Mr. Nader also dreams of having drama students re-enact famous tort trials in a mock courtroom here and streaming the cases online to high schools, colleges and law schools. The staff hopes to arrange frequent school tours and to keep a visible online presence.
Pity the poor aspiring actor who has to play Ralph Nader. As if the life of a drama major isn't tough enough. Yet to Nader and his admirers - a shrunken number since his inadvertent assistance in electing George W Bush - the law is not a shield but an avenging sword of social justice. An attempt to accomplish the New Jerusalem through litigation instead of legislation.
Utopia, however, has it's price. A price that can now be measured in the trillions:
The U.S. Chamber of Commerce estimates that the annual cost of the tort system translates into $809 per person—the equivalent of a 5 percent tax on wages. The trial lawyers’ share—roughly $40 billion in 2002—was half again larger than the annual revenues of Microsoft or Intel. In 2002 the estimated aggregate cost of the tort system was $233 billion, according to the actuarial firm Tillinghast-Towers Perrin. That cost represented 2.23 percent of our gross domestic product. Over the next ten years the total “tort tax” will likely be $3.6 trillion.
To put that 2.23% in perspective the Department of Defense is going through about 3.8% of GDP at the moment. Keep that in mind the next time someone argues that defense spending is bankrupting the nation. This isn't to argue that tort law is inherently a bad thing. As Ricochet's own Richard Epstein has put it:
Tort remedies are essential to protect people (and their property) who do not have contractual relations with defendants from harms such as air and water pollution. The legal system should never allow self-interested parties to keep for themselves all the gains from dangerous activities that unilaterally impose losses on others—which is why the most devout defender of laissez-faire must insist, not just concede, that tough medicine is needed in these cases. The fundamental question here is one of technique: What mix of before and after sanctions will do the job at the lowest cost?
Which isn't the motivating philosophy behind the American Museum of Tort Law. Let's go back to the centrepiece not only of the museum but also of Ralph Nader's career: The Corvair. Contrary to popular mythology Chevrolet's most infamous product was hardly a death trap:
With incorrect tire pressures, a rapidly cornering Corvair driver could easily find the vehicle’s back end heading towards the front. The average US driver was simply not prepared to handle that eventuality. Could GM have done more to avoid the oversteer stigma? Yes. GM saved six dollars per car by not making the front anti-sway bar standard. And who knows how much (little) the effective rear camber-compensating spring adopted in 1964 cost.
GM hardly comes off as saintly in the story of the Corvair, if not quite as bad as Ford with the even more infamous Pinto. Yet what killed both cars wasn't litigation or Ralph Nader, it was something more prosaic and far more powerful: Competition. There were simply better cars on the market at comparable price points.

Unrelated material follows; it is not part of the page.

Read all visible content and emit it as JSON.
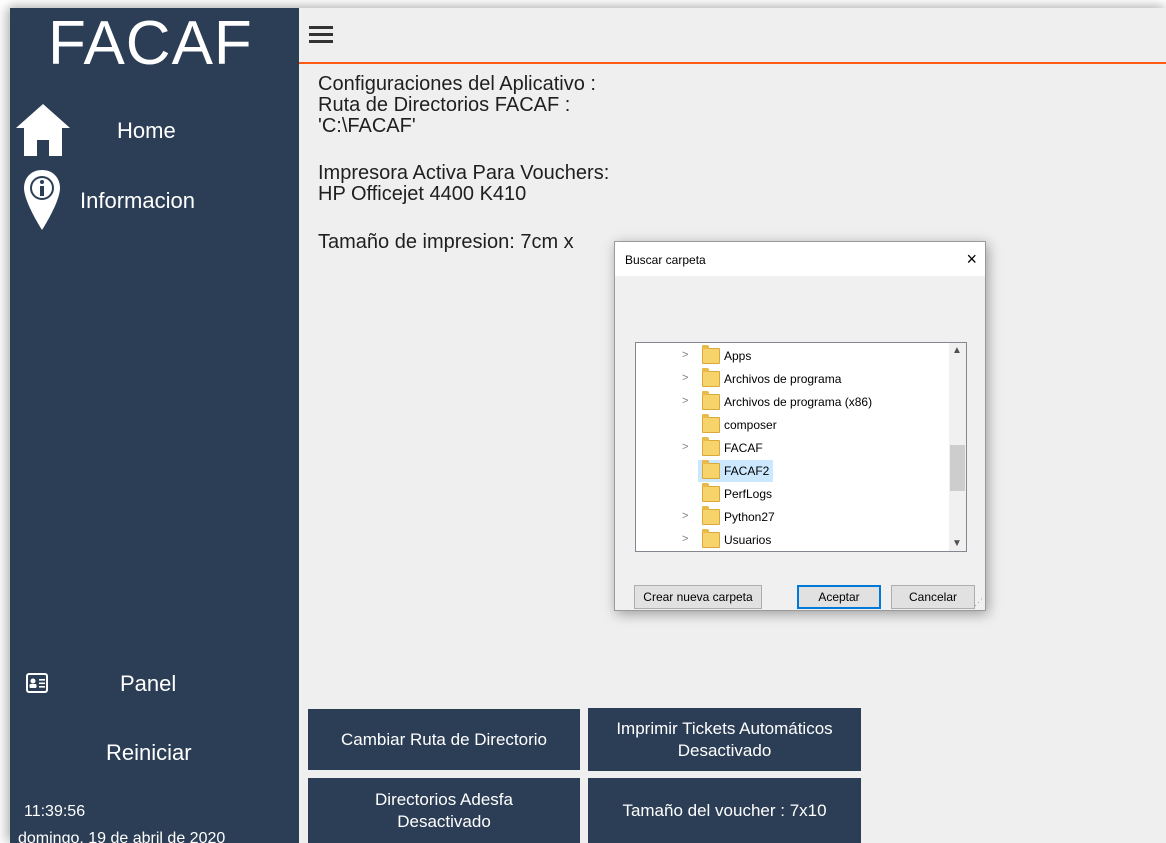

Neither car was particularly dangerous for its time. That automobiles as a whole have become safer over the years is not because Ralph Nader has decreed it so, but because cadres of talented engineers have done a yeoman's job of improving automotive design and construction. You can no more legislate better engineering than legislate economic growth or human health and happiness. That's a somewhat harder concept to put into a museum.